New research published in Science shows that planting trees may not mitigate against greenhouse gases and associated climatic changes. The study on European forests found that the over-management for economical tree crops (mainly quick growing conifers in Europe) means that they can store less carbon. Native European deciduous forests can hold up to 3.1 billion tonnes more carbon than the conifer plantations that have replaced them.

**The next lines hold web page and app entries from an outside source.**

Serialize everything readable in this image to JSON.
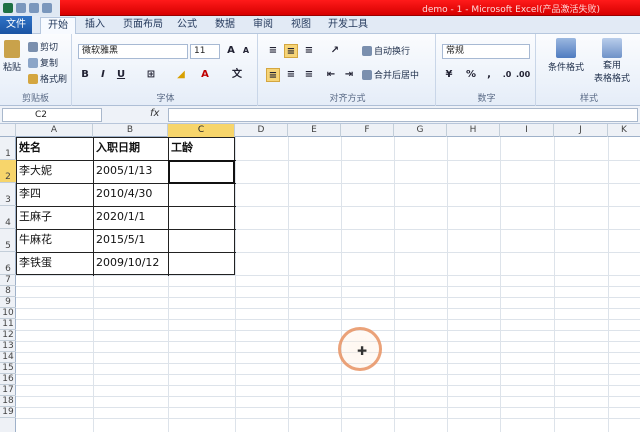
{
  "window": {
    "title": "demo - 1 - Microsoft Excel(产品激活失败)"
  },
  "tabs": [
    "文件",
    "开始",
    "插入",
    "页面布局",
    "公式",
    "数据",
    "审阅",
    "视图",
    "开发工具"
  ],
  "ribbon": {
    "clipboard": {
      "paste": "粘贴",
      "cut": "剪切",
      "copy": "复制",
      "format_painter": "格式刷",
      "label": "剪贴板"
    },
    "font": {
      "name": "微软雅黑",
      "size": "11",
      "bold": "B",
      "italic": "I",
      "underline": "U",
      "label": "字体",
      "grow": "A",
      "shrink": "A",
      "wen": "文",
      "color_a": "A"
    },
    "alignment": {
      "wrap": "自动换行",
      "merge": "合并后居中",
      "label": "对齐方式"
    },
    "number": {
      "format": "常规",
      "percent": "%",
      "comma": ",",
      "label": "数字"
    },
    "styles": {
      "cond_format": "条件格式",
      "table_format_1": "套用",
      "table_format_2": "表格格式",
      "label": "样式"
    }
  },
  "formula_bar": {
    "name_box": "C2",
    "fx": "fx",
    "value": ""
  },
  "columns": [
    "A",
    "B",
    "C",
    "D",
    "E",
    "F",
    "G",
    "H",
    "I",
    "J",
    "K"
  ],
  "rows": [
    "1",
    "2",
    "3",
    "4",
    "5",
    "6",
    "7",
    "8",
    "9",
    "10",
    "11",
    "12",
    "13",
    "14",
    "15",
    "16",
    "17",
    "18",
    "19"
  ],
  "table": {
    "headers": [
      "姓名",
      "入职日期",
      "工龄"
    ],
    "rows": [
      [
        "李大妮",
        "2005/1/13",
        ""
      ],
      [
        "李四",
        "2010/4/30",
        ""
      ],
      [
        "王麻子",
        "2020/1/1",
        ""
      ],
      [
        "牛麻花",
        "2015/5/1",
        ""
      ],
      [
        "李铁蛋",
        "2009/10/12",
        ""
      ]
    ]
  },
  "selected_cell": "C2",
  "colors": {
    "accent": "#1b54a3",
    "titlebar": "#e00000",
    "selected_header": "#f7d56b"
  }
}
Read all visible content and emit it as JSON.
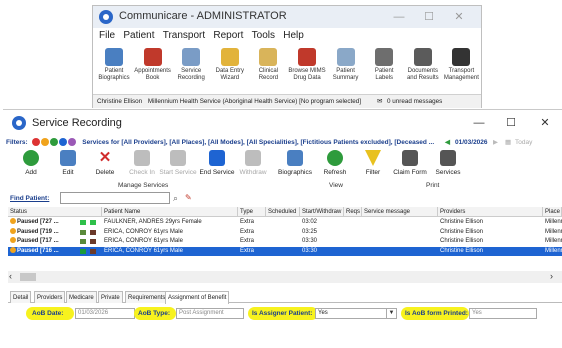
{
  "communicare": {
    "title": "Communicare - ADMINISTRATOR",
    "menu": [
      "File",
      "Patient",
      "Transport",
      "Report",
      "Tools",
      "Help"
    ],
    "toolbar": [
      {
        "label": "Patient Biographics",
        "icon": "patient-biographics-icon",
        "color": "#4a7fc1"
      },
      {
        "label": "Appointments Book",
        "icon": "calendar-icon",
        "color": "#c0392b"
      },
      {
        "label": "Service Recording",
        "icon": "service-recording-icon",
        "color": "#7a9cc6"
      },
      {
        "label": "Data Entry Wizard",
        "icon": "wand-icon",
        "color": "#e2b33b"
      },
      {
        "label": "Clinical Record",
        "icon": "clinical-record-icon",
        "color": "#d9b45a"
      },
      {
        "label": "Browse MIMS Drug Data",
        "icon": "pill-icon",
        "color": "#c0392b"
      },
      {
        "label": "Patient Summary",
        "icon": "clipboard-icon",
        "color": "#8aa8c8"
      },
      {
        "label": "Patient Labels",
        "icon": "labels-icon",
        "color": "#6e6e6e"
      },
      {
        "label": "Documents and Results",
        "icon": "documents-icon",
        "color": "#5b5b5b"
      },
      {
        "label": "Transport Management",
        "icon": "car-icon",
        "color": "#333333"
      }
    ],
    "status_user": "Christine Ellison",
    "status_service": "Millennium Health Service (Aboriginal Health Service) [No program selected]",
    "status_unread": "0 unread messages"
  },
  "service_recording": {
    "title": "Service Recording",
    "filter_label": "Filters:",
    "filter_text": "Services for [All Providers], [All Places], [All Modes], [All Specialities], [Fictitious Patients excluded], [Deceased ...",
    "filter_date": "01/03/2026",
    "filter_today": "Today",
    "toolbar": [
      {
        "label": "Add",
        "enabled": true,
        "color": "#2e9b3c"
      },
      {
        "label": "Edit",
        "enabled": true,
        "color": "#4a7fc1"
      },
      {
        "label": "Delete",
        "enabled": true,
        "color": "#d12c2c"
      },
      {
        "label": "Check In",
        "enabled": false,
        "color": "#bdbdbd"
      },
      {
        "label": "Start Service",
        "enabled": false,
        "color": "#bdbdbd"
      },
      {
        "label": "End Service",
        "enabled": true,
        "color": "#1e64d2"
      },
      {
        "label": "Withdraw",
        "enabled": false,
        "color": "#bdbdbd"
      },
      {
        "label": "Biographics",
        "enabled": true,
        "color": "#4a7fc1"
      },
      {
        "label": "Refresh",
        "enabled": true,
        "color": "#2e9b3c"
      },
      {
        "label": "Filter",
        "enabled": true,
        "color": "#e8c11f"
      },
      {
        "label": "Claim Form",
        "enabled": true,
        "color": "#555555"
      },
      {
        "label": "Services",
        "enabled": true,
        "color": "#555555"
      }
    ],
    "groups": {
      "manage": "Manage Services",
      "view": "View",
      "print": "Print"
    },
    "find_label": "Find Patient:",
    "find_value": "",
    "columns": [
      "Status",
      "Patient Name",
      "Type",
      "Scheduled",
      "Start/Withdraw",
      "Reqs",
      "Service message",
      "Providers",
      "Place at"
    ],
    "rows": [
      {
        "status": "Paused [727 ...",
        "name": "FAULKNER, ANDRES 29yrs Female",
        "type": "Extra",
        "scheduled": "",
        "start": "03:02",
        "reqs": "",
        "message": "",
        "provider": "Christine Ellison",
        "place": "Millenni"
      },
      {
        "status": "Paused [719 ...",
        "name": "ERICA, CONROY 61yrs Male",
        "type": "Extra",
        "scheduled": "",
        "start": "03:25",
        "reqs": "",
        "message": "",
        "provider": "Christine Ellison",
        "place": "Millenni"
      },
      {
        "status": "Paused [717 ...",
        "name": "ERICA, CONROY 61yrs Male",
        "type": "Extra",
        "scheduled": "",
        "start": "03:30",
        "reqs": "",
        "message": "",
        "provider": "Christine Ellison",
        "place": "Millenni"
      },
      {
        "status": "Paused [716 ...",
        "name": "ERICA, CONROY 61yrs Male",
        "type": "Extra",
        "scheduled": "",
        "start": "03:30",
        "reqs": "",
        "message": "",
        "provider": "Christine Ellison",
        "place": "Millenni"
      }
    ],
    "selected_row": 3,
    "tabs": [
      "Detail",
      "Providers",
      "Medicare",
      "Private",
      "Requirements",
      "Assignment of Benefit"
    ],
    "active_tab": 5,
    "aob": {
      "date_label": "AoB Date:",
      "date_value": "01/03/2026",
      "type_label": "AoB Type:",
      "type_value": "Post Assignment",
      "assigner_label": "Is Assigner Patient:",
      "assigner_value": "Yes",
      "printed_label": "Is AoB form Printed:",
      "printed_value": "Yes"
    },
    "highlight_color": "#f7f21e"
  }
}
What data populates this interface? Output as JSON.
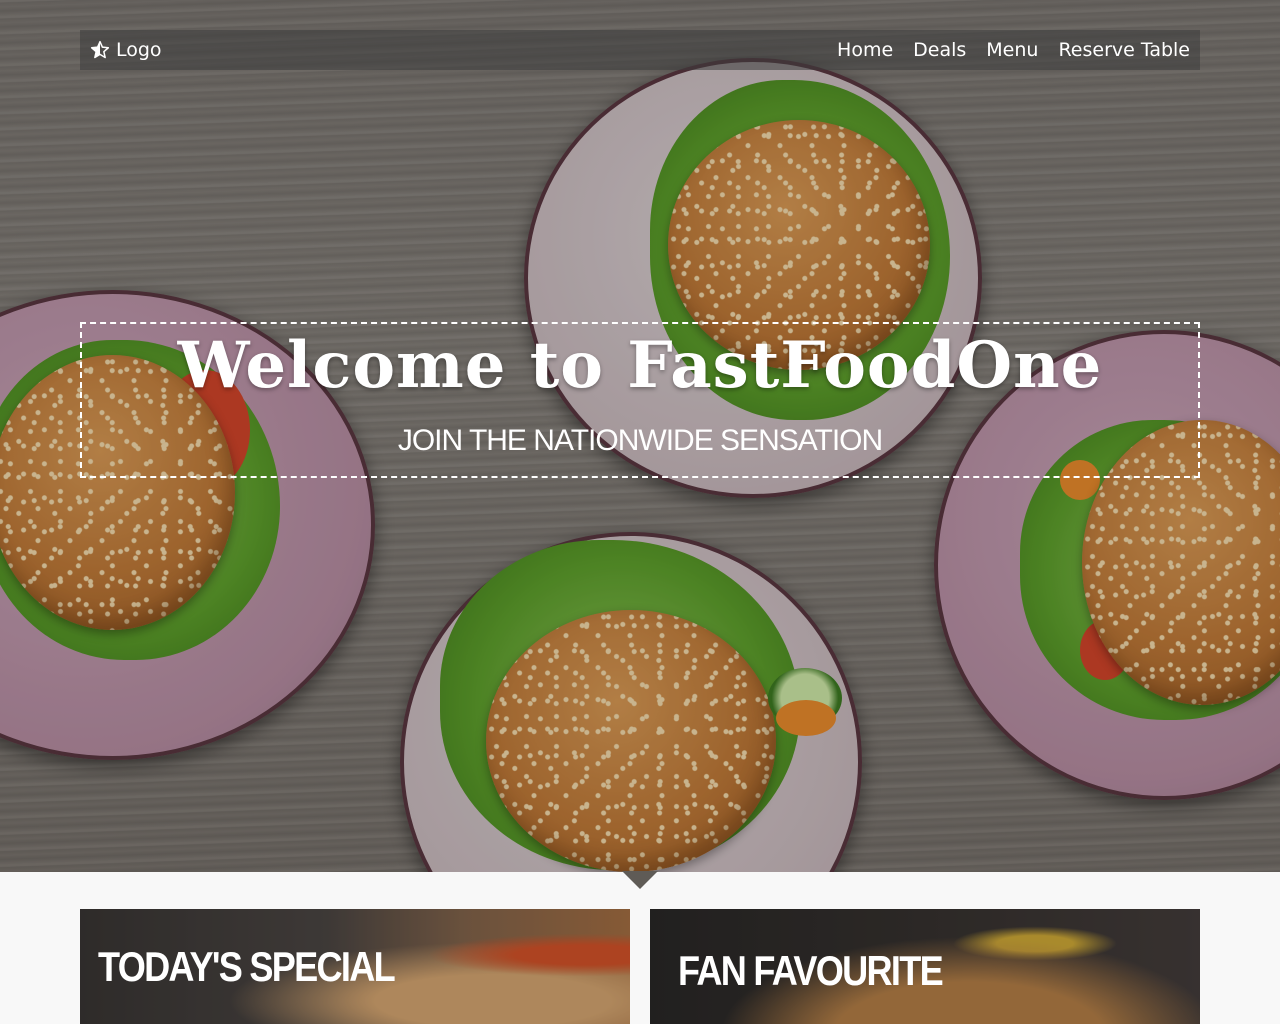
{
  "nav": {
    "logo_label": "Logo",
    "links": [
      "Home",
      "Deals",
      "Menu",
      "Reserve Table"
    ]
  },
  "hero": {
    "title": "Welcome to FastFoodOne",
    "subtitle": "JOIN THE NATIONWIDE SENSATION"
  },
  "cards": [
    {
      "title": "TODAY'S SPECIAL"
    },
    {
      "title": "FAN FAVOURITE"
    }
  ],
  "colors": {
    "nav_bg": "#3c3c3c",
    "text": "#ffffff",
    "page_bg": "#f8f8f8"
  }
}
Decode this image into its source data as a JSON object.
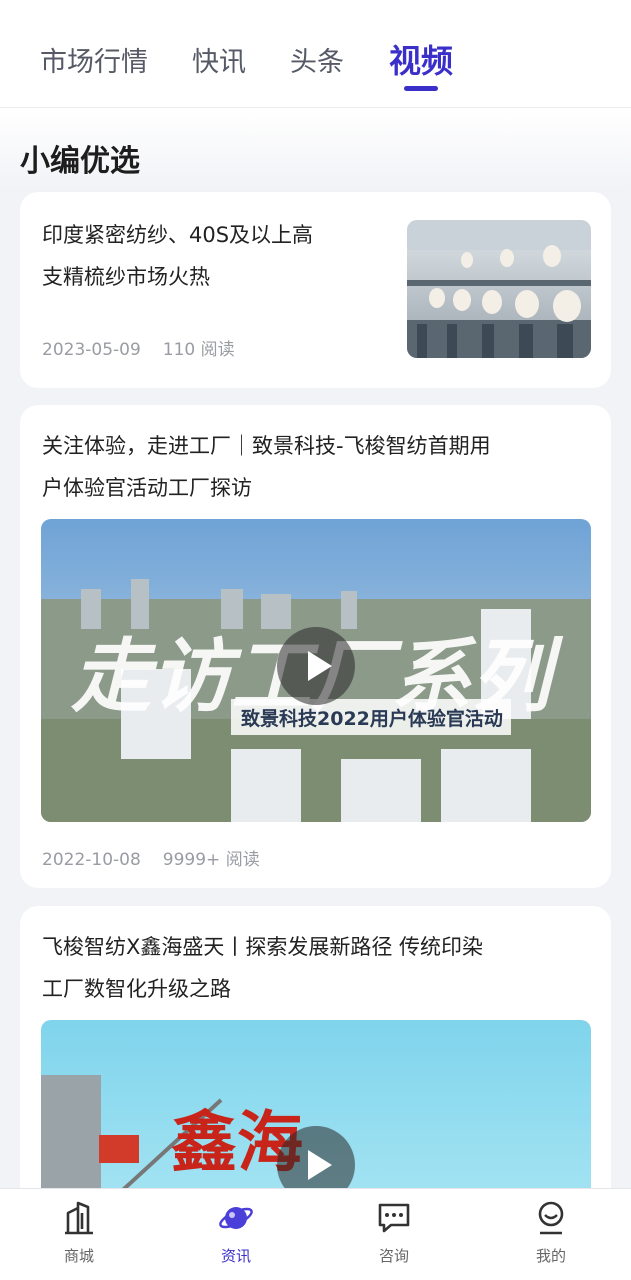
{
  "tabs": [
    {
      "label": "市场行情",
      "active": false
    },
    {
      "label": "快讯",
      "active": false
    },
    {
      "label": "头条",
      "active": false
    },
    {
      "label": "视频",
      "active": true
    }
  ],
  "section_title": "小编优选",
  "articles": [
    {
      "title_line1": "印度紧密纺纱、40S及以上高",
      "title_line2": "支精梳纱市场火热",
      "date": "2023-05-09",
      "reads": "110 阅读",
      "image": "spinning-machines-photo"
    },
    {
      "title_line1": "关注体验，走进工厂｜致景科技-飞梭智纺首期用",
      "title_line2": "户体验官活动工厂探访",
      "video_overlay_title": "走访工厂系列",
      "video_overlay_subtitle": "致景科技2022用户体验官活动",
      "date": "2022-10-08",
      "reads": "9999+ 阅读",
      "image": "aerial-factory-video"
    },
    {
      "title_line1": "飞梭智纺X鑫海盛天丨探索发展新路径 传统印染",
      "title_line2": "工厂数智化升级之路",
      "sign_text": "鑫海",
      "image": "factory-sign-video"
    }
  ],
  "bottom_nav": [
    {
      "label": "商城",
      "icon": "building-icon",
      "active": false
    },
    {
      "label": "资讯",
      "icon": "planet-icon",
      "active": true
    },
    {
      "label": "咨询",
      "icon": "chat-icon",
      "active": false
    },
    {
      "label": "我的",
      "icon": "profile-icon",
      "active": false
    }
  ],
  "colors": {
    "accent": "#3b2fc9",
    "background": "#f2f3f7"
  }
}
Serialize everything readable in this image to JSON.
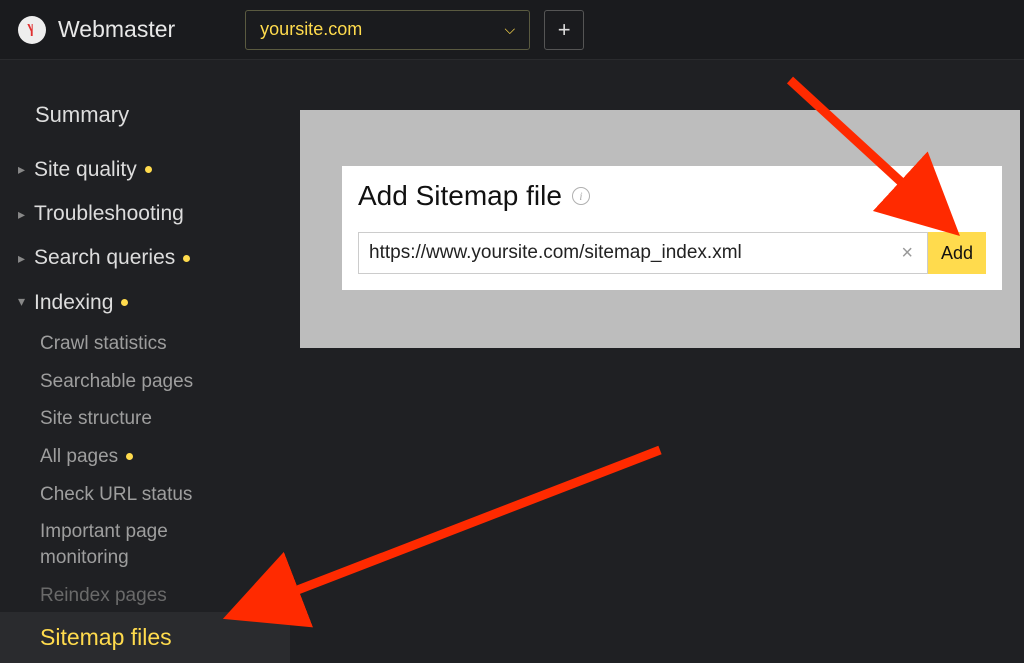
{
  "header": {
    "brand": "Webmaster",
    "site_selector_value": "yoursite.com"
  },
  "sidebar": {
    "summary": "Summary",
    "items": [
      {
        "label": "Site quality",
        "has_dot": true
      },
      {
        "label": "Troubleshooting",
        "has_dot": false
      },
      {
        "label": "Search queries",
        "has_dot": true
      },
      {
        "label": "Indexing",
        "has_dot": true
      }
    ],
    "indexing_sub": [
      {
        "label": "Crawl statistics",
        "has_dot": false
      },
      {
        "label": "Searchable pages",
        "has_dot": false
      },
      {
        "label": "Site structure",
        "has_dot": false
      },
      {
        "label": "All pages",
        "has_dot": true
      },
      {
        "label": "Check URL status",
        "has_dot": false
      },
      {
        "label": "Important page monitoring",
        "has_dot": false
      },
      {
        "label": "Reindex pages",
        "has_dot": false
      },
      {
        "label": "Sitemap files",
        "has_dot": false,
        "active": true
      }
    ]
  },
  "main": {
    "title": "Add Sitemap file",
    "input_value": "https://www.yoursite.com/sitemap_index.xml",
    "add_button": "Add"
  },
  "colors": {
    "accent_yellow": "#ffdb4d",
    "bg_dark": "#1f2023"
  }
}
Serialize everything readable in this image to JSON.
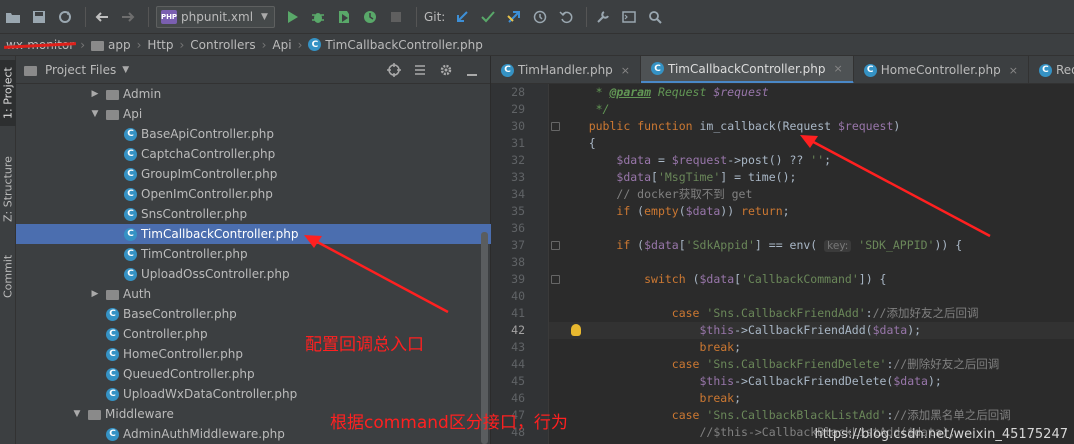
{
  "toolbar": {
    "run_config_label": "phpunit.xml",
    "git_label": "Git:",
    "icons": [
      "open-folder-icon",
      "save-icon",
      "sync-icon",
      "back-icon",
      "forward-icon",
      "run-icon",
      "debug-icon",
      "coverage-icon",
      "profile-icon",
      "stop-icon",
      "git-update-icon",
      "git-commit-icon",
      "git-push-icon",
      "history-icon",
      "rollback-icon",
      "settings-wrench-icon",
      "terminal-icon",
      "search-icon"
    ]
  },
  "breadcrumb": {
    "root": "wx-monitor",
    "items": [
      "app",
      "Http",
      "Controllers",
      "Api",
      "TimCallbackController.php"
    ]
  },
  "side_tabs": {
    "project": "1: Project",
    "structure": "Z: Structure",
    "commit": "Commit"
  },
  "project_panel": {
    "title": "Project Files",
    "tree": [
      {
        "label": "Admin",
        "type": "folder",
        "expanded": false,
        "depth": 1
      },
      {
        "label": "Api",
        "type": "folder",
        "expanded": true,
        "depth": 1
      },
      {
        "label": "BaseApiController.php",
        "type": "class",
        "depth": 2
      },
      {
        "label": "CaptchaController.php",
        "type": "class",
        "depth": 2
      },
      {
        "label": "GroupImController.php",
        "type": "class",
        "depth": 2
      },
      {
        "label": "OpenImController.php",
        "type": "class",
        "depth": 2
      },
      {
        "label": "SnsController.php",
        "type": "class",
        "depth": 2
      },
      {
        "label": "TimCallbackController.php",
        "type": "class",
        "depth": 2,
        "selected": true
      },
      {
        "label": "TimController.php",
        "type": "class",
        "depth": 2
      },
      {
        "label": "UploadOssController.php",
        "type": "class",
        "depth": 2
      },
      {
        "label": "Auth",
        "type": "folder",
        "expanded": false,
        "depth": 1
      },
      {
        "label": "BaseController.php",
        "type": "class",
        "depth": 1
      },
      {
        "label": "Controller.php",
        "type": "class",
        "depth": 1
      },
      {
        "label": "HomeController.php",
        "type": "class",
        "depth": 1
      },
      {
        "label": "QueuedController.php",
        "type": "class",
        "depth": 1
      },
      {
        "label": "UploadWxDataController.php",
        "type": "class",
        "depth": 1
      },
      {
        "label": "Middleware",
        "type": "folder",
        "expanded": true,
        "depth": 0
      },
      {
        "label": "AdminAuthMiddleware.php",
        "type": "class",
        "depth": 1
      }
    ]
  },
  "editor_tabs": [
    {
      "label": "TimHandler.php",
      "active": false
    },
    {
      "label": "TimCallbackController.php",
      "active": true
    },
    {
      "label": "HomeController.php",
      "active": false
    },
    {
      "label": "RedisS",
      "active": false
    }
  ],
  "code": {
    "current_line": 42,
    "line_numbers": [
      28,
      29,
      30,
      31,
      32,
      33,
      34,
      35,
      36,
      37,
      38,
      39,
      40,
      41,
      42,
      43,
      44,
      45,
      46,
      47,
      48
    ],
    "lines": [
      "     * @param Request $request",
      "     */",
      "    public function im_callback(Request $request)",
      "    {",
      "        $data = $request->post() ?? '';",
      "        $data['MsgTime'] = time();",
      "        // docker获取不到 get",
      "        if (empty($data)) return;",
      "",
      "        if ($data['SdkAppid'] == env( key: 'SDK_APPID')) {",
      "",
      "            switch ($data['CallbackCommand']) {",
      "",
      "                case 'Sns.CallbackFriendAdd'://添加好友之后回调",
      "                    $this->CallbackFriendAdd($data);",
      "                    break;",
      "                case 'Sns.CallbackFriendDelete'://删除好友之后回调",
      "                    $this->CallbackFriendDelete($data);",
      "                    break;",
      "                case 'Sns.CallbackBlackListAdd'://添加黑名单之后回调",
      "                    //$this->CallbackBlackListAdd($data);"
    ]
  },
  "annotations": {
    "entry_note": "配置回调总入口",
    "command_note": "根据command区分接口，行为"
  },
  "watermark": "https://blog.csdn.net/weixin_45175247",
  "colors": {
    "selection": "#4b6eaf",
    "annotation_red": "#ff2020",
    "class_icon": "#3592c4"
  }
}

Simply planting trees will not necessarily slow down climate change, an analysis of Europe's vegetation history shows. Although the continent's forests have expanded by 10% since 1750, timber harvesting and shifts to more commercially valuable tree species have resulted in a net release of carbon to the atmosphere, a Science paper published on 4 February concludes1. The changes have also had local effects, the analysis finds, raising surface temperatures by 0.12 °C by increasing the absorption and retention of heat.